#### [What the exercise asks]
Because only the text is wanted, repeat the records below exactly and omit the pictures.

(Website and app data records)

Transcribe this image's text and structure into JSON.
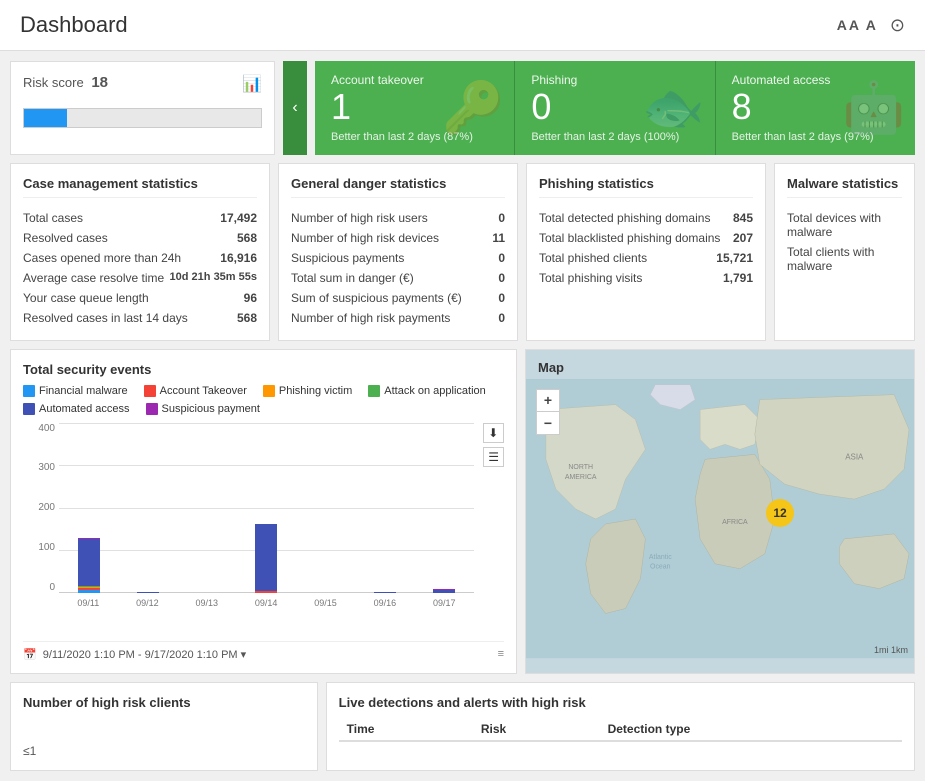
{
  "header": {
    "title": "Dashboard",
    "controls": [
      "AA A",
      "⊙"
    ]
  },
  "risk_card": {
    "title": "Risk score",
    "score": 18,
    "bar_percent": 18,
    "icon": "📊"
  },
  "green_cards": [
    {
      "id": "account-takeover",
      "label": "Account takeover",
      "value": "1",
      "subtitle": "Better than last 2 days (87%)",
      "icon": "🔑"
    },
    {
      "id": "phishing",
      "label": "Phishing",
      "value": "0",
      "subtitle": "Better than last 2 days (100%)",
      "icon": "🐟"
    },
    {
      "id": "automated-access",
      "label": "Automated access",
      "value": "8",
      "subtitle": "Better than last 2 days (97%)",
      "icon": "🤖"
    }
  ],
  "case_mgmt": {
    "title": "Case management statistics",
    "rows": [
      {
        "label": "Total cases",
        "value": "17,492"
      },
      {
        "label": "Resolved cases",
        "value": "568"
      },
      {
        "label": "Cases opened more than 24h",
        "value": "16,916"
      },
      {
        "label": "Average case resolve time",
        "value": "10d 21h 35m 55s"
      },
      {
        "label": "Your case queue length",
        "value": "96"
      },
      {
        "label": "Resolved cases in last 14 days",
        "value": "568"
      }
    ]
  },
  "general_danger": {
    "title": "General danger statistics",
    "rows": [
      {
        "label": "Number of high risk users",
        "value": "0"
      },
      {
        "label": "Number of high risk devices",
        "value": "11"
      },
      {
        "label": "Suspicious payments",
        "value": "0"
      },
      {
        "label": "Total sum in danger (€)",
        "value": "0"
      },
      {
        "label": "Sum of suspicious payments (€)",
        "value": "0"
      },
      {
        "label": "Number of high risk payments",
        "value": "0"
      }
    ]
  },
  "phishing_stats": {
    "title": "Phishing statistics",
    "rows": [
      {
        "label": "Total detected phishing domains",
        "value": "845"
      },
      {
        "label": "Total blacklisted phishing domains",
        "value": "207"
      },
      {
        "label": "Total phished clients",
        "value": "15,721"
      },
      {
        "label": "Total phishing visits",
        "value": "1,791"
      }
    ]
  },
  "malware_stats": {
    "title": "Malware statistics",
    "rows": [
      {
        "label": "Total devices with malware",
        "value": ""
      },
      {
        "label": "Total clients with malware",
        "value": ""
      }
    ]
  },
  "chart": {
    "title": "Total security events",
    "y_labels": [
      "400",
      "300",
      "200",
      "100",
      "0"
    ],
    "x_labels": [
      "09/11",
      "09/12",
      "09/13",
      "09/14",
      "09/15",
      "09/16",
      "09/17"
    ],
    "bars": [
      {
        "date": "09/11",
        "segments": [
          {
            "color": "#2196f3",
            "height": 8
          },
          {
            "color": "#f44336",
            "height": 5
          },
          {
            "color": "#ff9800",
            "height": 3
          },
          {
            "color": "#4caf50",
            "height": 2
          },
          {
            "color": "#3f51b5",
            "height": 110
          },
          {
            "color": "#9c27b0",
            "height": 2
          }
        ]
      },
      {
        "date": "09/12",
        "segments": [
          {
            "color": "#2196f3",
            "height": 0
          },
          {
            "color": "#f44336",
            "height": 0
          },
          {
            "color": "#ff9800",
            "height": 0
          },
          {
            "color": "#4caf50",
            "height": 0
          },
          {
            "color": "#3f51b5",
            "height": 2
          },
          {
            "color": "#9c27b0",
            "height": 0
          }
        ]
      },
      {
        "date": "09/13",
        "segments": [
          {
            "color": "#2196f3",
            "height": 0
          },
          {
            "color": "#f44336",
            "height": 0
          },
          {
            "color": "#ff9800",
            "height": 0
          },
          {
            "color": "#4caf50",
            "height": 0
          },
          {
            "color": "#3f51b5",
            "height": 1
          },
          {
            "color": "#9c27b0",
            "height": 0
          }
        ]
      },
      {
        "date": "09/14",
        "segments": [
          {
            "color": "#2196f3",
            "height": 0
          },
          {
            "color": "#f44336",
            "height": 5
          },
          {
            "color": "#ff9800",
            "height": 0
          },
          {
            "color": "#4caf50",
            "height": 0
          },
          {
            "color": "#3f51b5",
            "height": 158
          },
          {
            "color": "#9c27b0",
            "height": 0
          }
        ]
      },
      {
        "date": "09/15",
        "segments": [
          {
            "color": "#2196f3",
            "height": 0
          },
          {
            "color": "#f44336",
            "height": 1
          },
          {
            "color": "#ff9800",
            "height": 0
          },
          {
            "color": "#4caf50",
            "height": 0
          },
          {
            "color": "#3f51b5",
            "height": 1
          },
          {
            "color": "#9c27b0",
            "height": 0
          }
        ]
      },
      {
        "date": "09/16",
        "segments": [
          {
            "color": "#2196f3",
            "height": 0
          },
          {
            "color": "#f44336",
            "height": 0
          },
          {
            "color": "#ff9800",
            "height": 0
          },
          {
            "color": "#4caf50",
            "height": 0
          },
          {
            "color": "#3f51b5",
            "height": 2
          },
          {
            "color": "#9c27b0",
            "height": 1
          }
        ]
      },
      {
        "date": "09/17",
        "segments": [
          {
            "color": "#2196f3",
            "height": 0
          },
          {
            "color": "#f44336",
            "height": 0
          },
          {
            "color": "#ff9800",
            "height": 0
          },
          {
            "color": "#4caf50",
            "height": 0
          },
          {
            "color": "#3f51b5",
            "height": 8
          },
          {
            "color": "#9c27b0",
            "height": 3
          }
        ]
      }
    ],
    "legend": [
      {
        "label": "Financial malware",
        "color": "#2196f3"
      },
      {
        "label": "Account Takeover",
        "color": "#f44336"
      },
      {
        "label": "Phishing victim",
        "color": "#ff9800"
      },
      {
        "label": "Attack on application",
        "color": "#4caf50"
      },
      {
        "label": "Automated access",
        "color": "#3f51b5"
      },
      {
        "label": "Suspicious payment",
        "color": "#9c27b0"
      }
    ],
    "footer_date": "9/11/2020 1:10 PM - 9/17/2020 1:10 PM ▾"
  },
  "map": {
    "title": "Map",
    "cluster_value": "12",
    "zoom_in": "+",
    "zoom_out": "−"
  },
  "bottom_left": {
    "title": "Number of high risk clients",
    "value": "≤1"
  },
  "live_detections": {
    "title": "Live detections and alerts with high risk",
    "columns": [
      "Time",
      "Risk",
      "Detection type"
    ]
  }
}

#### [Expected output]
Transcribe this image's text and structure into JSON.
{
  "header": {
    "title": "Dashboard",
    "controls": [
      "AA A",
      "⊙"
    ]
  },
  "risk_card": {
    "title": "Risk score",
    "score": 18,
    "bar_percent": 18,
    "icon": "📊"
  },
  "green_cards": [
    {
      "id": "account-takeover",
      "label": "Account takeover",
      "value": "1",
      "subtitle": "Better than last 2 days (87%)",
      "icon": "🔑"
    },
    {
      "id": "phishing",
      "label": "Phishing",
      "value": "0",
      "subtitle": "Better than last 2 days (100%)",
      "icon": "🐟"
    },
    {
      "id": "automated-access",
      "label": "Automated access",
      "value": "8",
      "subtitle": "Better than last 2 days (97%)",
      "icon": "🤖"
    }
  ],
  "case_mgmt": {
    "title": "Case management statistics",
    "rows": [
      {
        "label": "Total cases",
        "value": "17,492"
      },
      {
        "label": "Resolved cases",
        "value": "568"
      },
      {
        "label": "Cases opened more than 24h",
        "value": "16,916"
      },
      {
        "label": "Average case resolve time",
        "value": "10d 21h 35m 55s"
      },
      {
        "label": "Your case queue length",
        "value": "96"
      },
      {
        "label": "Resolved cases in last 14 days",
        "value": "568"
      }
    ]
  },
  "general_danger": {
    "title": "General danger statistics",
    "rows": [
      {
        "label": "Number of high risk users",
        "value": "0"
      },
      {
        "label": "Number of high risk devices",
        "value": "11"
      },
      {
        "label": "Suspicious payments",
        "value": "0"
      },
      {
        "label": "Total sum in danger (€)",
        "value": "0"
      },
      {
        "label": "Sum of suspicious payments (€)",
        "value": "0"
      },
      {
        "label": "Number of high risk payments",
        "value": "0"
      }
    ]
  },
  "phishing_stats": {
    "title": "Phishing statistics",
    "rows": [
      {
        "label": "Total detected phishing domains",
        "value": "845"
      },
      {
        "label": "Total blacklisted phishing domains",
        "value": "207"
      },
      {
        "label": "Total phished clients",
        "value": "15,721"
      },
      {
        "label": "Total phishing visits",
        "value": "1,791"
      }
    ]
  },
  "malware_stats": {
    "title": "Malware statistics",
    "rows": [
      {
        "label": "Total devices with malware",
        "value": ""
      },
      {
        "label": "Total clients with malware",
        "value": ""
      }
    ]
  },
  "chart": {
    "title": "Total security events",
    "y_labels": [
      "400",
      "300",
      "200",
      "100",
      "0"
    ],
    "x_labels": [
      "09/11",
      "09/12",
      "09/13",
      "09/14",
      "09/15",
      "09/16",
      "09/17"
    ],
    "bars": [
      {
        "date": "09/11",
        "segments": [
          {
            "color": "#2196f3",
            "height": 8
          },
          {
            "color": "#f44336",
            "height": 5
          },
          {
            "color": "#ff9800",
            "height": 3
          },
          {
            "color": "#4caf50",
            "height": 2
          },
          {
            "color": "#3f51b5",
            "height": 110
          },
          {
            "color": "#9c27b0",
            "height": 2
          }
        ]
      },
      {
        "date": "09/12",
        "segments": [
          {
            "color": "#2196f3",
            "height": 0
          },
          {
            "color": "#f44336",
            "height": 0
          },
          {
            "color": "#ff9800",
            "height": 0
          },
          {
            "color": "#4caf50",
            "height": 0
          },
          {
            "color": "#3f51b5",
            "height": 2
          },
          {
            "color": "#9c27b0",
            "height": 0
          }
        ]
      },
      {
        "date": "09/13",
        "segments": [
          {
            "color": "#2196f3",
            "height": 0
          },
          {
            "color": "#f44336",
            "height": 0
          },
          {
            "color": "#ff9800",
            "height": 0
          },
          {
            "color": "#4caf50",
            "height": 0
          },
          {
            "color": "#3f51b5",
            "height": 1
          },
          {
            "color": "#9c27b0",
            "height": 0
          }
        ]
      },
      {
        "date": "09/14",
        "segments": [
          {
            "color": "#2196f3",
            "height": 0
          },
          {
            "color": "#f44336",
            "height": 5
          },
          {
            "color": "#ff9800",
            "height": 0
          },
          {
            "color": "#4caf50",
            "height": 0
          },
          {
            "color": "#3f51b5",
            "height": 158
          },
          {
            "color": "#9c27b0",
            "height": 0
          }
        ]
      },
      {
        "date": "09/15",
        "segments": [
          {
            "color": "#2196f3",
            "height": 0
          },
          {
            "color": "#f44336",
            "height": 1
          },
          {
            "color": "#ff9800",
            "height": 0
          },
          {
            "color": "#4caf50",
            "height": 0
          },
          {
            "color": "#3f51b5",
            "height": 1
          },
          {
            "color": "#9c27b0",
            "height": 0
          }
        ]
      },
      {
        "date": "09/16",
        "segments": [
          {
            "color": "#2196f3",
            "height": 0
          },
          {
            "color": "#f44336",
            "height": 0
          },
          {
            "color": "#ff9800",
            "height": 0
          },
          {
            "color": "#4caf50",
            "height": 0
          },
          {
            "color": "#3f51b5",
            "height": 2
          },
          {
            "color": "#9c27b0",
            "height": 1
          }
        ]
      },
      {
        "date": "09/17",
        "segments": [
          {
            "color": "#2196f3",
            "height": 0
          },
          {
            "color": "#f44336",
            "height": 0
          },
          {
            "color": "#ff9800",
            "height": 0
          },
          {
            "color": "#4caf50",
            "height": 0
          },
          {
            "color": "#3f51b5",
            "height": 8
          },
          {
            "color": "#9c27b0",
            "height": 3
          }
        ]
      }
    ],
    "legend": [
      {
        "label": "Financial malware",
        "color": "#2196f3"
      },
      {
        "label": "Account Takeover",
        "color": "#f44336"
      },
      {
        "label": "Phishing victim",
        "color": "#ff9800"
      },
      {
        "label": "Attack on application",
        "color": "#4caf50"
      },
      {
        "label": "Automated access",
        "color": "#3f51b5"
      },
      {
        "label": "Suspicious payment",
        "color": "#9c27b0"
      }
    ],
    "footer_date": "9/11/2020 1:10 PM - 9/17/2020 1:10 PM ▾"
  },
  "map": {
    "title": "Map",
    "cluster_value": "12",
    "zoom_in": "+",
    "zoom_out": "−"
  },
  "bottom_left": {
    "title": "Number of high risk clients",
    "value": "≤1"
  },
  "live_detections": {
    "title": "Live detections and alerts with high risk",
    "columns": [
      "Time",
      "Risk",
      "Detection type"
    ]
  }
}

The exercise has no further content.